Assignment
Make an exact copy of the records below. Include every line.

Interface dataset entries
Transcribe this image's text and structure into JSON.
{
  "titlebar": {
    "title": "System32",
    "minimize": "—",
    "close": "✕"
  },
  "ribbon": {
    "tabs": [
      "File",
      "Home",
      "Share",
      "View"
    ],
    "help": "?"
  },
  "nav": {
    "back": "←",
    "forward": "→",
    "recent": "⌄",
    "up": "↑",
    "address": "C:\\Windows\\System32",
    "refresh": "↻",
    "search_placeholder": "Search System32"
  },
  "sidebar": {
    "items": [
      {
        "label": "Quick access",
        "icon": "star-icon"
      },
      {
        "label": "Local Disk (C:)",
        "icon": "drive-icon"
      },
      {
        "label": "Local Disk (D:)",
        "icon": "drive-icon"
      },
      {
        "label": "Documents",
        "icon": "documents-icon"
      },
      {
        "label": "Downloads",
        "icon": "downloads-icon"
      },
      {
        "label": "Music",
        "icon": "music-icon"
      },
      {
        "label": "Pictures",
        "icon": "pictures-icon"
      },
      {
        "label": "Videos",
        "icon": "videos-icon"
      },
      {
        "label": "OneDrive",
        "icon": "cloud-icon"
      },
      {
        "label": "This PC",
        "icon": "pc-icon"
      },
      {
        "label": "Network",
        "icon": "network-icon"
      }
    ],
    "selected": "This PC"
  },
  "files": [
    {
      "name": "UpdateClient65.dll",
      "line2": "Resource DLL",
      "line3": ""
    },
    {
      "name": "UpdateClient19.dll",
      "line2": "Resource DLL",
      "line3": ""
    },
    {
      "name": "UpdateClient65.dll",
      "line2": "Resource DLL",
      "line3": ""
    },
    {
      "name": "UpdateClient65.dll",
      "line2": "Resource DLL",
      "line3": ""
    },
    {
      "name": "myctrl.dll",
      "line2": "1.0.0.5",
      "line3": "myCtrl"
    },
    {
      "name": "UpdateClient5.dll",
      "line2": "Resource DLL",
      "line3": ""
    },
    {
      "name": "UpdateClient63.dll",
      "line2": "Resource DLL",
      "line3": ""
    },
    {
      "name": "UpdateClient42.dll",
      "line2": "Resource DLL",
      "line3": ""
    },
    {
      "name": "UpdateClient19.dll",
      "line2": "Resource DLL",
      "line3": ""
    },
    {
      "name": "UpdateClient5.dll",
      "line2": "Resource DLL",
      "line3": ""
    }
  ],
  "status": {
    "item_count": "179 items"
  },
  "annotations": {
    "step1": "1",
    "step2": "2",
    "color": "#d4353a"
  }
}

Response for this exercise
Transcribe this image's text and structure into JSON.
{
  "titlebar": {
    "title": "System32",
    "minimize": "—",
    "close": "✕"
  },
  "ribbon": {
    "tabs": [
      "File",
      "Home",
      "Share",
      "View"
    ],
    "help": "?"
  },
  "nav": {
    "back": "←",
    "forward": "→",
    "recent": "⌄",
    "up": "↑",
    "address": "C:\\Windows\\System32",
    "refresh": "↻",
    "search_placeholder": "Search System32"
  },
  "sidebar": {
    "items": [
      {
        "label": "Quick access",
        "icon": "star-icon"
      },
      {
        "label": "Local Disk (C:)",
        "icon": "drive-icon"
      },
      {
        "label": "Local Disk (D:)",
        "icon": "drive-icon"
      },
      {
        "label": "Documents",
        "icon": "documents-icon"
      },
      {
        "label": "Downloads",
        "icon": "downloads-icon"
      },
      {
        "label": "Music",
        "icon": "music-icon"
      },
      {
        "label": "Pictures",
        "icon": "pictures-icon"
      },
      {
        "label": "Videos",
        "icon": "videos-icon"
      },
      {
        "label": "OneDrive",
        "icon": "cloud-icon"
      },
      {
        "label": "This PC",
        "icon": "pc-icon"
      },
      {
        "label": "Network",
        "icon": "network-icon"
      }
    ],
    "selected": "This PC"
  },
  "files": [
    {
      "name": "UpdateClient65.dll",
      "line2": "Resource DLL",
      "line3": ""
    },
    {
      "name": "UpdateClient19.dll",
      "line2": "Resource DLL",
      "line3": ""
    },
    {
      "name": "UpdateClient65.dll",
      "line2": "Resource DLL",
      "line3": ""
    },
    {
      "name": "UpdateClient65.dll",
      "line2": "Resource DLL",
      "line3": ""
    },
    {
      "name": "myctrl.dll",
      "line2": "1.0.0.5",
      "line3": "myCtrl"
    },
    {
      "name": "UpdateClient5.dll",
      "line2": "Resource DLL",
      "line3": ""
    },
    {
      "name": "UpdateClient63.dll",
      "line2": "Resource DLL",
      "line3": ""
    },
    {
      "name": "UpdateClient42.dll",
      "line2": "Resource DLL",
      "line3": ""
    },
    {
      "name": "UpdateClient19.dll",
      "line2": "Resource DLL",
      "line3": ""
    },
    {
      "name": "UpdateClient5.dll",
      "line2": "Resource DLL",
      "line3": ""
    }
  ],
  "status": {
    "item_count": "179 items"
  },
  "annotations": {
    "step1": "1",
    "step2": "2",
    "color": "#d4353a"
  }
}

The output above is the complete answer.